── Supplied records

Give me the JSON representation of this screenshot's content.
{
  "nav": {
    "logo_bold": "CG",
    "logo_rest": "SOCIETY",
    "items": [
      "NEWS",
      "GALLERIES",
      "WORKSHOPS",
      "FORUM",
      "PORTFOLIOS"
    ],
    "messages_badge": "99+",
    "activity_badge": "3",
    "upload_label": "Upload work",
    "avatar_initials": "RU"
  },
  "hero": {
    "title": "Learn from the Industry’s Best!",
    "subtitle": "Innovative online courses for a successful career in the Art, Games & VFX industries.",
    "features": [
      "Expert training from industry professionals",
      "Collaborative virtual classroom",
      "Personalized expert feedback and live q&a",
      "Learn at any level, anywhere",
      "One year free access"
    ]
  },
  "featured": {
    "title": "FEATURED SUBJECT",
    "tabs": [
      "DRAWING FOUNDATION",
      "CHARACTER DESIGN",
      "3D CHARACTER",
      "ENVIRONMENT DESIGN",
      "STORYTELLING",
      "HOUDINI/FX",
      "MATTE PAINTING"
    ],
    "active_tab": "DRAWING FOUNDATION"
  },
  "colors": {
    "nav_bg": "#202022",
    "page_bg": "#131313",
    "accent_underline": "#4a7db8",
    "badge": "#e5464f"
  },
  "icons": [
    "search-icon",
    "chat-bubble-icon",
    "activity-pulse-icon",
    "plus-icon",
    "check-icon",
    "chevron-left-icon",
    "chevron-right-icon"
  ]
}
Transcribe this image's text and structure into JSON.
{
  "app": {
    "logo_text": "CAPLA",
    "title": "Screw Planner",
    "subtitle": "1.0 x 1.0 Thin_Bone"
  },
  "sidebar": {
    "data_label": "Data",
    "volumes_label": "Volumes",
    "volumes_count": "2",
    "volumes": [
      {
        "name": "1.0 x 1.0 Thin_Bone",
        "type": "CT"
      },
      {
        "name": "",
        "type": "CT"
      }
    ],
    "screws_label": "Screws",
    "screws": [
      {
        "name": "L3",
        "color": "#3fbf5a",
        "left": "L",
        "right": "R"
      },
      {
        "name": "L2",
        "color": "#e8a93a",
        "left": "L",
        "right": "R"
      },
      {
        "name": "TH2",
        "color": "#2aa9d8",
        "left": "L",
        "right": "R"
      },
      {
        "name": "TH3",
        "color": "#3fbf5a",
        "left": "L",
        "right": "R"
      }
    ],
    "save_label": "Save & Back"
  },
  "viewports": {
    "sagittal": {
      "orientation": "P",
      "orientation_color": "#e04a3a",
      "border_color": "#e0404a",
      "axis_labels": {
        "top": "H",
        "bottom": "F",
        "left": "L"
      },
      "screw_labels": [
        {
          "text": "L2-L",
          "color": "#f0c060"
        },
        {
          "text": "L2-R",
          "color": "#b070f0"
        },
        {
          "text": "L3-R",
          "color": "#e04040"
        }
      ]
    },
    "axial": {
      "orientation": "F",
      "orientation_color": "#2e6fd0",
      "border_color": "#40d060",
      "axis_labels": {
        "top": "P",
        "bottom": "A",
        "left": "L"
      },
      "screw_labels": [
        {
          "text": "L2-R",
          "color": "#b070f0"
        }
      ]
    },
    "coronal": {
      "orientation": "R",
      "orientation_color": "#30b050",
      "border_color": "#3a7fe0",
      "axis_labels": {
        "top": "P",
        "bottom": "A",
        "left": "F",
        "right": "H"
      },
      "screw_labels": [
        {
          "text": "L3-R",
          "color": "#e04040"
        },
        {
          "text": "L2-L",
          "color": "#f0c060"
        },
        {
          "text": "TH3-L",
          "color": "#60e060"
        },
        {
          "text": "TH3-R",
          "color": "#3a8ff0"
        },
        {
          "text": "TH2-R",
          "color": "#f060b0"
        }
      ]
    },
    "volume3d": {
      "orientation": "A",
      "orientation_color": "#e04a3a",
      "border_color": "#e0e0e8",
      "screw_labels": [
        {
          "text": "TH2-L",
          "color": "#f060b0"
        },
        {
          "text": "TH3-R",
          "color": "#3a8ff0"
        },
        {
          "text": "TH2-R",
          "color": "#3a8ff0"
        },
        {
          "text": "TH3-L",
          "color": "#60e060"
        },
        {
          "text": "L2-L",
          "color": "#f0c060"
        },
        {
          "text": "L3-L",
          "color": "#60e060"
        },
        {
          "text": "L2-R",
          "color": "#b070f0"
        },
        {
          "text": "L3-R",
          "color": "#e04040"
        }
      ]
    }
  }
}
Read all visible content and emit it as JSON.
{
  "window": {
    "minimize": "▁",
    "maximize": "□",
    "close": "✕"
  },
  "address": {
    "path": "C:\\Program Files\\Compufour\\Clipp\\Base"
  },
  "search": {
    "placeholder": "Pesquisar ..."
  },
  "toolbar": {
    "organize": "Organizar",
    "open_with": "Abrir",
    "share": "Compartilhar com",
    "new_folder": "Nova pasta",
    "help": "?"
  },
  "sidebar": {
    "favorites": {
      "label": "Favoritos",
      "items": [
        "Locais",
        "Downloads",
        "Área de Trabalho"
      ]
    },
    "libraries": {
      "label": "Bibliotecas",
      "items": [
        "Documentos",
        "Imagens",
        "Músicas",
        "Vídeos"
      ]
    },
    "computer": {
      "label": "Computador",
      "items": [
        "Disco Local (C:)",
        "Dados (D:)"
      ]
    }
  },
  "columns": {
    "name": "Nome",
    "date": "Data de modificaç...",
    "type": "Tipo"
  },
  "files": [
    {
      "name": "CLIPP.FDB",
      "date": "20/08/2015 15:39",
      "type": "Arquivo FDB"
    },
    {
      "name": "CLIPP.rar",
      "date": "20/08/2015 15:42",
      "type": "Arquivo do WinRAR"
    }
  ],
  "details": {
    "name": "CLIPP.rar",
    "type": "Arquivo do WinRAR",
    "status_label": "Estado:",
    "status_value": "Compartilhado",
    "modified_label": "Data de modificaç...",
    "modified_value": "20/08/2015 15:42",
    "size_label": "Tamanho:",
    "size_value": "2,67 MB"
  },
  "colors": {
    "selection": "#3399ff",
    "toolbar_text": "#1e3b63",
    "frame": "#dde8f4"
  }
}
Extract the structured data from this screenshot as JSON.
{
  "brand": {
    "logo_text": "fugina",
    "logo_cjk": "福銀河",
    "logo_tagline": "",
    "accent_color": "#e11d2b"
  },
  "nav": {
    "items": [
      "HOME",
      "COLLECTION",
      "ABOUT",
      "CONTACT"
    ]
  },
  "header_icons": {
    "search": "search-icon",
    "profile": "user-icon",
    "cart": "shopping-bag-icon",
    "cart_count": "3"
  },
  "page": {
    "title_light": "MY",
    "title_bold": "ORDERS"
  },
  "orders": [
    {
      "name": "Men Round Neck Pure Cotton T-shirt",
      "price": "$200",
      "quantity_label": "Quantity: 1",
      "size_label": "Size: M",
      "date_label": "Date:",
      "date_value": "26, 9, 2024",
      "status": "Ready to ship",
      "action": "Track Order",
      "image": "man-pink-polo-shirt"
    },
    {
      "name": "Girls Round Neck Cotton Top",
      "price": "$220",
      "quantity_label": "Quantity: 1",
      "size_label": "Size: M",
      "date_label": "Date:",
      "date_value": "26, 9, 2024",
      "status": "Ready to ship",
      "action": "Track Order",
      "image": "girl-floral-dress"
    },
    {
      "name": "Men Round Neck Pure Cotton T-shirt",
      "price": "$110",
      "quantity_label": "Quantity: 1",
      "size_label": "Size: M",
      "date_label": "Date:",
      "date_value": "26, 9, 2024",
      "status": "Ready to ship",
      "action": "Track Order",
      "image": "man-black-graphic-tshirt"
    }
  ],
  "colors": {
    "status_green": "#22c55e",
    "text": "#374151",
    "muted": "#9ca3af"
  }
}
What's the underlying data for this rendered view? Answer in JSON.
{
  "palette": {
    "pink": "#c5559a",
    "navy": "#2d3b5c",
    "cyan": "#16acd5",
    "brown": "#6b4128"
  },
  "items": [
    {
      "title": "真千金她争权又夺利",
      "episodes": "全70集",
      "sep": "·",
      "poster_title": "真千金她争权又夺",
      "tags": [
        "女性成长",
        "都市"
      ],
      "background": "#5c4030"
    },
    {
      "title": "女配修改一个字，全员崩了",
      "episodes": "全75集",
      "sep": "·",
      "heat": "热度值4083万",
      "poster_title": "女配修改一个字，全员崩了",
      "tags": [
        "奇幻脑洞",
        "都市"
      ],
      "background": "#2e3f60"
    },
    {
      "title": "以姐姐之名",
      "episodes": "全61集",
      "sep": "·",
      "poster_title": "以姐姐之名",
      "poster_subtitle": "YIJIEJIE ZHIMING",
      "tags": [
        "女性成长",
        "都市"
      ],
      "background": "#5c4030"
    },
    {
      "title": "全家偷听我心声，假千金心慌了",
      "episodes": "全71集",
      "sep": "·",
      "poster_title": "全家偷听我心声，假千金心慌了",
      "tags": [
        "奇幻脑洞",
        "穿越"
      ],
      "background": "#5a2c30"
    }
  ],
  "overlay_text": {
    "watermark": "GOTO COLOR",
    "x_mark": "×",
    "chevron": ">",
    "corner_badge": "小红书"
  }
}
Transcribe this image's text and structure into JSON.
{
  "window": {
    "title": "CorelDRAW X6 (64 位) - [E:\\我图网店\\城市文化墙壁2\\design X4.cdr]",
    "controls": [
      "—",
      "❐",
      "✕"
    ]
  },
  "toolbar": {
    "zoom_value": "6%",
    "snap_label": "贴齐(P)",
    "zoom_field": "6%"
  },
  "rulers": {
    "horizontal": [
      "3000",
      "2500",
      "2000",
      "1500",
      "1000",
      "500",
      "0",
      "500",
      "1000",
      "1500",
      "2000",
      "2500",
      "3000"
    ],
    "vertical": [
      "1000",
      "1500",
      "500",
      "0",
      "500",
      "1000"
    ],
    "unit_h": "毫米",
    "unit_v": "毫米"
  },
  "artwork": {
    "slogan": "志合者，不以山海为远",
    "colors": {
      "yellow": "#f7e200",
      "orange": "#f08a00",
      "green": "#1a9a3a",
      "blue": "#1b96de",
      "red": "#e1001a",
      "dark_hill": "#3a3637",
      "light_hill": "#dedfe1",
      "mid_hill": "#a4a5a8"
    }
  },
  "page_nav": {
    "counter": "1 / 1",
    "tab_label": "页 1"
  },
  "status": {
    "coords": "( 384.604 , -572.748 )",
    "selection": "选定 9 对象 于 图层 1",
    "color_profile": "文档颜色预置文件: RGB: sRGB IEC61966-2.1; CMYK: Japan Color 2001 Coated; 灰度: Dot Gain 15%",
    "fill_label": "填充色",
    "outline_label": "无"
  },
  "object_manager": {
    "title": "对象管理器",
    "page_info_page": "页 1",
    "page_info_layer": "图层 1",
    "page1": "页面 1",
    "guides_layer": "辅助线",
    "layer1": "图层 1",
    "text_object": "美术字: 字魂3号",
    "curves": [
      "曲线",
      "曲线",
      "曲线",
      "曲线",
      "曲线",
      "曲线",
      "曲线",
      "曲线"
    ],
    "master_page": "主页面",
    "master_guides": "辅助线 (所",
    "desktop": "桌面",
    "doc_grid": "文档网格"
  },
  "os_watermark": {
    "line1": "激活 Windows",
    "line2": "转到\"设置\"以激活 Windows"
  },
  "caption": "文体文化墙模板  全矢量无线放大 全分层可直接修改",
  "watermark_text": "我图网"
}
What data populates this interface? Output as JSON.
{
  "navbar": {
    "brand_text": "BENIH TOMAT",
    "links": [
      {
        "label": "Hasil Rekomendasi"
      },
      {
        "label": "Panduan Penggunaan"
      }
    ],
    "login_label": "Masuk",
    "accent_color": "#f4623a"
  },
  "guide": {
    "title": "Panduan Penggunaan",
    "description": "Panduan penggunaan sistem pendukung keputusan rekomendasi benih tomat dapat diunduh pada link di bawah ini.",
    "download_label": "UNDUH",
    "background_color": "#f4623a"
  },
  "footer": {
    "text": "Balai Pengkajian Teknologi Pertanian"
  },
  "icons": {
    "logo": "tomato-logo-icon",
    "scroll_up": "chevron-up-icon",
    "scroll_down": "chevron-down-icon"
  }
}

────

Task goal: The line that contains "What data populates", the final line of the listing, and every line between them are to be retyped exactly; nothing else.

Task response:
What data populates this interface? Output as JSON.
{
  "navbar": {
    "brand_text": "BENIH TOMAT",
    "links": [
      {
        "label": "Hasil Rekomendasi"
      },
      {
        "label": "Panduan Penggunaan"
      }
    ],
    "login_label": "Masuk",
    "accent_color": "#f4623a"
  },
  "guide": {
    "title": "Panduan Penggunaan",
    "description": "Panduan penggunaan sistem pendukung keputusan rekomendasi benih tomat dapat diunduh pada link di bawah ini.",
    "download_label": "UNDUH",
    "background_color": "#f4623a"
  },
  "footer": {
    "text": "Balai Pengkajian Teknologi Pertanian"
  },
  "icons": {
    "logo": "tomato-logo-icon",
    "scroll_up": "chevron-up-icon",
    "scroll_down": "chevron-down-icon"
  }
}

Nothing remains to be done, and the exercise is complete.